“The misconduct by Bill Cosby that came to light through his sworn deposition testimony stands in clear opposition to Drexel’s values,” Fry wrote to the Drexel community Thursday. “Universities are critical arenas in the movement to recognize and address sexual violence and misconduct as a societal problem. Drexel takes that responsibility very seriously, and the decision to revoke Mr. Cosby’s honorary degree flows from that responsibility.”
Drexel awarded the degree to Cosby in 1992, long before allegations became public that he drugged and sexually assaulted dozens of women over decades.
Brown, Fordham, Marquette, Tufts, the University of San Francisco, Baylor, Lehigh, and Wilkes Universities and Goucher, Muhlenberg, and Franklin and Marshall Colleges already have revoked honorary degrees they gave to Cosby, who for decades enjoyed a reputation as America's favorite TV dad.
Other universities, including Temple, Cosby’s alma mater, have taken no action.
The University of Pennsylvania, just nextdoor to Drexel in West Philadelphia, last week opted not to act.
“While the allegations against Mr. Cosby are deeply troubling, it is not our practice to rescind honorary degrees,” said Stephen J. MacCarthy, Penn’s vice president of university communications.
Atlantic and Cape May County freshman applicants to Stockton University who are denied admission will now receive a different rejection letter.
In this one, local students will get a conditional acceptance to the university: They’re not admitted as freshman but can transfer in later if they go to Atlantic Cape Community College.

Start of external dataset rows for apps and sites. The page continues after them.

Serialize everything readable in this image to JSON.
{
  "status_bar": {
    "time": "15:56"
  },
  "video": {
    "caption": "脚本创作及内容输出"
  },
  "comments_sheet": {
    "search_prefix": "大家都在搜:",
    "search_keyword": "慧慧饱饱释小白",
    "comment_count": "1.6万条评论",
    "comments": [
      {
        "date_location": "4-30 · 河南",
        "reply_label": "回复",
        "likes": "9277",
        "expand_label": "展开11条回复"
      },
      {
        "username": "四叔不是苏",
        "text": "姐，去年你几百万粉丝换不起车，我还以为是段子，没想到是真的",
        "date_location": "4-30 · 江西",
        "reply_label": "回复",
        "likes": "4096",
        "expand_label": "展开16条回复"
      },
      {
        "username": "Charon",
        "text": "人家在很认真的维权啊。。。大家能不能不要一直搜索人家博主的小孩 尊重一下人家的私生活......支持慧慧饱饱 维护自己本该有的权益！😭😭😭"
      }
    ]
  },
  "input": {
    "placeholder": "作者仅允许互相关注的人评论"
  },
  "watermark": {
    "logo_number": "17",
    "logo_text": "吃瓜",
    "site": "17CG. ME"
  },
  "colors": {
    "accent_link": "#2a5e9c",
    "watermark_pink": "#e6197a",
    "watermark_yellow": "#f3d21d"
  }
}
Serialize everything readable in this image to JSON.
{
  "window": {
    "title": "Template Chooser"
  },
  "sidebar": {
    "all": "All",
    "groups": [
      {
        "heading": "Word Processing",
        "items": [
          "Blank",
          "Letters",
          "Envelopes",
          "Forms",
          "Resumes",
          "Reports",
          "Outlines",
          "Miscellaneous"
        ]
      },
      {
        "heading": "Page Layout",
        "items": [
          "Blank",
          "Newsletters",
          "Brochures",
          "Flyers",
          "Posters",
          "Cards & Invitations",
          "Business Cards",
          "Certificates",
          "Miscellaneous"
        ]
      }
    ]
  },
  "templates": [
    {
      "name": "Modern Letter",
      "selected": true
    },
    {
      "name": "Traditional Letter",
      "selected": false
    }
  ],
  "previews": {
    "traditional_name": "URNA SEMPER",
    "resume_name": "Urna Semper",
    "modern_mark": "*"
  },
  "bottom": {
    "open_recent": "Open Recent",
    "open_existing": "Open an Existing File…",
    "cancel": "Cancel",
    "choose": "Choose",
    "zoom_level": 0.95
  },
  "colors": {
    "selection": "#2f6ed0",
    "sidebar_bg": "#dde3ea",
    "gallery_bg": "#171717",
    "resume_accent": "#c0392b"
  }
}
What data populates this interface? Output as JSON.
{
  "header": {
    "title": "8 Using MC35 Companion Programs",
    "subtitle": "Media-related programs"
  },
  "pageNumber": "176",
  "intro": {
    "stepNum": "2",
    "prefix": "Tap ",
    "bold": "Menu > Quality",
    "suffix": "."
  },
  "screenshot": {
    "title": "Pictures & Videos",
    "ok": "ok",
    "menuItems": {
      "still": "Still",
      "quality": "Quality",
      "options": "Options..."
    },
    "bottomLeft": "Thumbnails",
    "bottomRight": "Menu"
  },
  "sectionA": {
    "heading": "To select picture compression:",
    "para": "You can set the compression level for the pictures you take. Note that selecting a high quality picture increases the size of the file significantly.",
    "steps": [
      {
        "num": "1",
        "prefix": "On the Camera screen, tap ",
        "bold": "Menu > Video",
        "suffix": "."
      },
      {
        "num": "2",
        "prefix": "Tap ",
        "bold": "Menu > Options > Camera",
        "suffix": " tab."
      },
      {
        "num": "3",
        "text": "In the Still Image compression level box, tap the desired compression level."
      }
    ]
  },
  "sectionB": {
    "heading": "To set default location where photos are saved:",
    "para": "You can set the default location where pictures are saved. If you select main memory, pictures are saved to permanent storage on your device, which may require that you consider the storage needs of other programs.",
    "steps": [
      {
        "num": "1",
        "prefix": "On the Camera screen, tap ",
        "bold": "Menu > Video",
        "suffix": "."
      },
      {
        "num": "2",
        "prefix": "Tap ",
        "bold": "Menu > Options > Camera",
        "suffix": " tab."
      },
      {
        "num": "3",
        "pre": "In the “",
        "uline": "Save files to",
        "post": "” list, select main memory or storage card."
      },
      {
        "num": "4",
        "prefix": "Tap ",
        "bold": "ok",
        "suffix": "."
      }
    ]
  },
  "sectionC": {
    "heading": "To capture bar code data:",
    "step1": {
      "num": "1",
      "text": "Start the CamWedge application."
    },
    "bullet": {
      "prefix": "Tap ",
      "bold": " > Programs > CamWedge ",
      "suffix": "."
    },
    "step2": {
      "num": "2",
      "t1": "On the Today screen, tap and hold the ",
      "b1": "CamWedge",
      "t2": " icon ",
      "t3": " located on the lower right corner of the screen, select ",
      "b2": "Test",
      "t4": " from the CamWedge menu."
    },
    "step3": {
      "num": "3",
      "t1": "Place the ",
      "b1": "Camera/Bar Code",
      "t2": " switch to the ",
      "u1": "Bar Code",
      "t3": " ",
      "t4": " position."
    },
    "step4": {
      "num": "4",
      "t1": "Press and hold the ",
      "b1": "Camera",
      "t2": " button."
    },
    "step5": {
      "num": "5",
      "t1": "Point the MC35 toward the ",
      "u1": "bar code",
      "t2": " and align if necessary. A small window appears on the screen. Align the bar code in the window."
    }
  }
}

“They get a second chance, essentially,” Otto Hernandez, the community college’s vice president for academic affairs, said Tuesday. “It’s a terrific benefit to students who really want a Stockton degree who don’t get in the front door.”